It is also known to use suction forces in all fields of surgery to provide secure attachment of surgical devices to a specific tissue. Currently, one of the more common applications of suction attaches a device to a specific tissue such that the tissue can then be manipulated, or otherwise retracted, into a desired position to facilitate the procedure. Cardiac apical retractors utilizing suction for positioning of the heart, and vascular stabilizers for coronary artery bypass grafting are two examples of such devices. Suction can be used in connection with staplers according to the present invention to stabilize or otherwise immobilize anvil or stapler head components to a tissue boundary, either alone or in combination with transillumination as described above. For example, an anvil with a magnetic member in accordance with the present invention, with a battery powered light source, is placed on one side of a tissue boundary. Then, utilizing the consequent transillumination of the tissue boundary, the position of the anvil is adjusted until the light is detected through the tissue boundary at the desired location/target, at which time suction is used to immobilize the anvil. Upon immobilization, the stapler head is brought proximate to the lighted region of the tissue boundary and immediately couples magnetically to the anvil as described above. Suction may also be used to immobilize the tissue in which the stapler head is disposed, and coupling effected by bringing the tissue with the anvil therein proximate to the immobilized tissue.

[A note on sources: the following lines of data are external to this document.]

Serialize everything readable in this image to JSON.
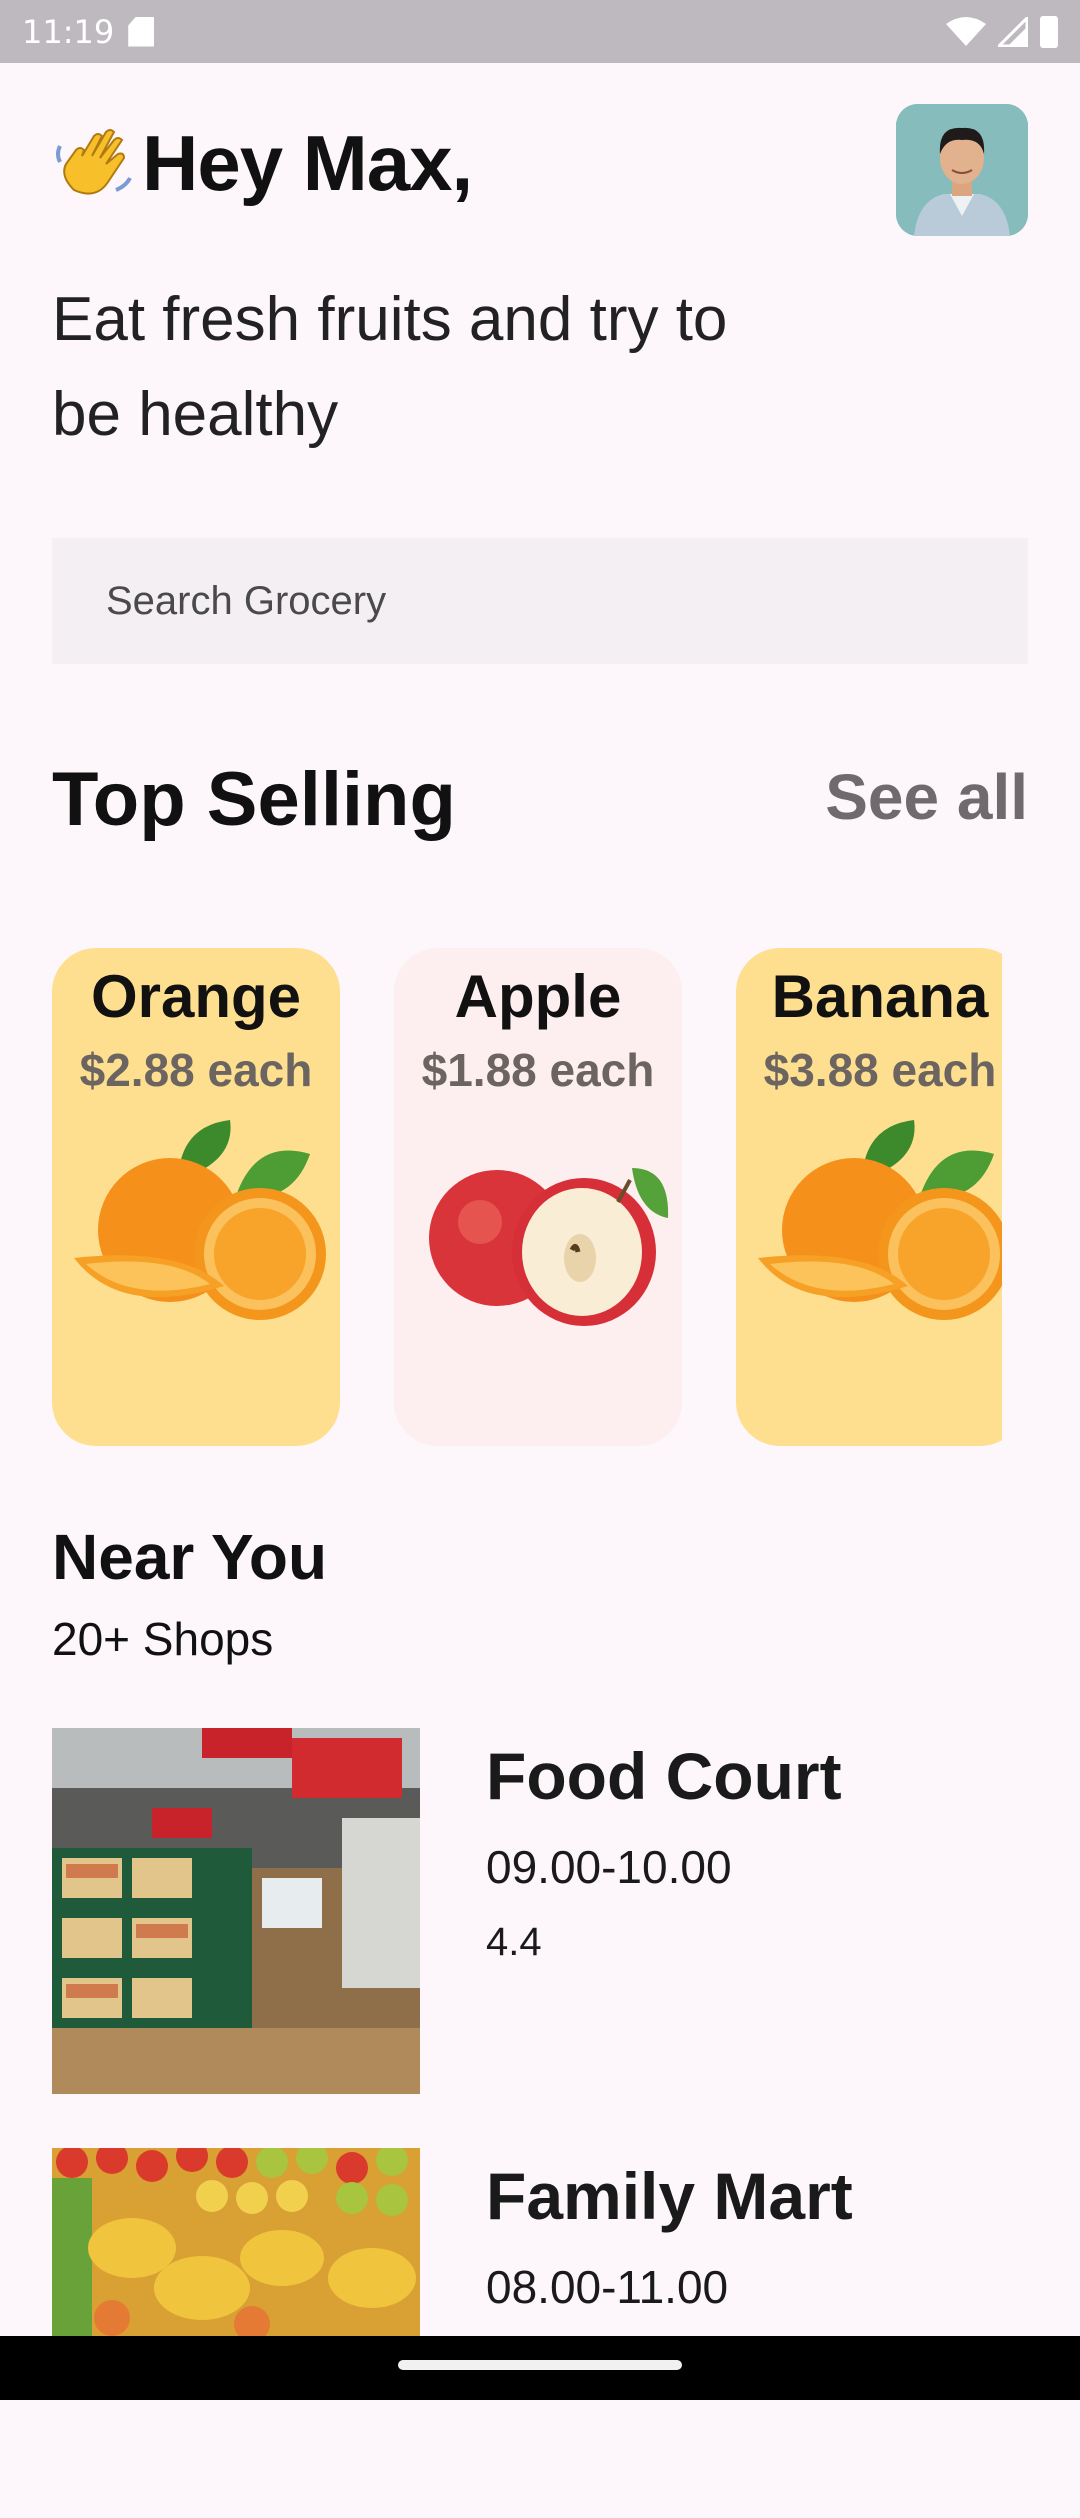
{
  "status_bar": {
    "time": "11:19",
    "icons": [
      "sd-card-icon",
      "wifi-icon",
      "signal-icon",
      "battery-icon"
    ]
  },
  "header": {
    "greeting": "Hey Max,",
    "wave_icon": "waving-hand-icon"
  },
  "subtitle": "Eat fresh fruits and try to be healthy",
  "search": {
    "placeholder": "Search Grocery"
  },
  "top_selling": {
    "title": "Top Selling",
    "see_all_label": "See all",
    "items": [
      {
        "name": "Orange",
        "price": "$2.88 each",
        "card_color": "#fddf8f"
      },
      {
        "name": "Apple",
        "price": "$1.88 each",
        "card_color": "#fdeef0"
      },
      {
        "name": "Banana",
        "price": "$3.88 each",
        "card_color": "#fddf8f"
      }
    ]
  },
  "near_you": {
    "title": "Near You",
    "subtitle": "20+ Shops",
    "shops": [
      {
        "name": "Food Court",
        "hours": "09.00-10.00",
        "rating": "4.4"
      },
      {
        "name": "Family Mart",
        "hours": "08.00-11.00"
      }
    ]
  }
}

Those skilled in the art will readily recognize that the principles underlying the present invention has a wide variety of applications. A circular EEA stapler has been used for purposes of illustrating an embodiment of the invention, but that should not be taken in any way to imply that the invention is limited to such a device. The principles of the invention may be applied to any stapling device which utilizes an anvil/cartridge arrangement for staple formation, in addition to the many other applications described in the preceding text.

In that connection, only selected preferred embodiments of the invention have been depicted and described, and it will be understood that various changes and modifications can be made other than those specifically mentioned above without departing from the spirit and scope of the invention, which is defined solely by the claims that follow.

Referenced by
Citing PatentFiling datePublication dateApplicantTitle
US20120029272 *Jul 30, 2010Feb 2, 2012Shelton Iv Frederick EApparatus and methods for protecting adjacent structures during the insertion of a surgical instrument into a tubular organ
Classifications
U.S. Classification227/175.1
International ClassificationA61B17/068
Cooperative ClassificationA61B17/1155, A61B17/115, A61B2017/00876, A61B17/105
European ClassificationA61B17/115